The solution to student engagement in online learning isn’t picking the right way to deliver courses, but allowing students the flexibility to take the course the way they want to, researchers said during an online event this week.
As higher education was forced to switch to online learning last March because of the coronavirus pandemic, educators gained an opportunity to experiment with new teaching techniques and see the results in real time. One major challenge higher education faced was fostering a sense of community while students learned remotely, said participants of the Wednesday symposium, which was co-hosted by learning centers at Duke University, University of Michigan, Stanford, Penn State and Princeton.
Christopher Chen, a senior assistant director at Columbia University’s Center for Teaching and Learning, said during the event that a feeling of social presence and proximity is necessary for students to learn effectively.
“If we can’t build that online, we lose out on a lot of benefits,” he said.
Chen presented research on building community that centered on an online engineering course at Columbia. There, an introductory-level course, mainly attended by sophomores and transferring juniors, were introduced to a nontraditional grading structure and different types of assignments. Students’ midterm grades were switched out for a “community contribution” grade, which is based on participation in class activities.
Instructors called on students during synchronous online lectures, but students received notice before class via email. That led to students feeling less off-guard during a live session when their peers were watching, Chen said.
Over the course of the class, students created more than 600 discussion posts, 35 shared notes and three hours of videos walking through solving various engineering problems. Students engaged more with student-made videos versus instructor-made videos, the study found, and more than 80% of students accessed video of at least one type.
Students did not like discussion posts as much, but said they felt connected through the other options, Chen said.
The median final exam score also improved by about 8.5 points under the new class structure, he said.
The flexibility in how to engage students could also prove beneficial in hybrid learning environments, according to research from the University of Notre Dame. G. Alex Ambrose, director of learning research at Notre Dame, presented survey results from hybrid learning courses last fall.
Notre Dame, like many other institutions, invested in cameras, microphones and other technology so that instructors could simultaneously teach online and in-person, as well as record their lectures. In a survey of 1,224 students, nearly all chose to attend a class in-person, but two-thirds said they appreciated the option to attend over Zoom. The majority also thought the technology and practice of recording lectures would continue to be beneficial after the pandemic.
That survey also found students preferred in-person classes, but said remote attendance — an option when students are sick or the weather is bad — was better than no attendance at all.
Instructors surveyed also generally appreciated the opportunity to teach through different methods, with 97% still choosing to hold most of their classes in-person.

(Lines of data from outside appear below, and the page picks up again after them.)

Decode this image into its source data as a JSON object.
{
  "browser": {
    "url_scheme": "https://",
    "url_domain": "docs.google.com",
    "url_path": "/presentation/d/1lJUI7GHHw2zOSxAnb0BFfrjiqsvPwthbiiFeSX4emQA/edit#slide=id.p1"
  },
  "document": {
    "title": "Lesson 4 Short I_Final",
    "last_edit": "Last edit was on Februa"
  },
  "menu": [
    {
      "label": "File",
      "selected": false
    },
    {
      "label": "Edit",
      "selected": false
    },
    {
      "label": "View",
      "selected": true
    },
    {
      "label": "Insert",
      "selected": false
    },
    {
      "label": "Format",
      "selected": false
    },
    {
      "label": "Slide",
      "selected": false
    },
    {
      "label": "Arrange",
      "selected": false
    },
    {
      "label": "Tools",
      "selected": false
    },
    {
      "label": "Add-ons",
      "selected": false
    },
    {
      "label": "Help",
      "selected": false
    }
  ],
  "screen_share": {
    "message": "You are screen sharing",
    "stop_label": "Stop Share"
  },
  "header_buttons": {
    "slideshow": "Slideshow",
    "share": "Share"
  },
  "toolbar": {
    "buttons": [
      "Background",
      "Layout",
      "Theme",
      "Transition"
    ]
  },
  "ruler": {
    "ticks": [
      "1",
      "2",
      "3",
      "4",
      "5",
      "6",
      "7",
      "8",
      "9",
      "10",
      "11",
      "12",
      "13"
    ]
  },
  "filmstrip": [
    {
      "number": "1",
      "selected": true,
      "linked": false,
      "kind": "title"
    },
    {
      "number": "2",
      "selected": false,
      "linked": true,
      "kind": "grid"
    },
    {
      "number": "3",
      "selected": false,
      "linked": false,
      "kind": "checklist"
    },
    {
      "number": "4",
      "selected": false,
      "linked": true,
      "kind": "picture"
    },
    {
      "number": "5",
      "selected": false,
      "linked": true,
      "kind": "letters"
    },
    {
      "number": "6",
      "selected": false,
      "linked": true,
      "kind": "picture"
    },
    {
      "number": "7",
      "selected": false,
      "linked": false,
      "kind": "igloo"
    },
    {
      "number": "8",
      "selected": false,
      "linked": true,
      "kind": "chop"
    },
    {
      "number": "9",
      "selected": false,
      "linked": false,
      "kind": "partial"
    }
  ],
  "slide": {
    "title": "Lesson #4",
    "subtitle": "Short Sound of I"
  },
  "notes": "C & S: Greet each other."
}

“There was a concern that the dual mode would potentially be abused and students and instructors wouldn’t come to class, but based on the set-up and the policies that did not appear to be the case on our particular campus,” Ambrose said.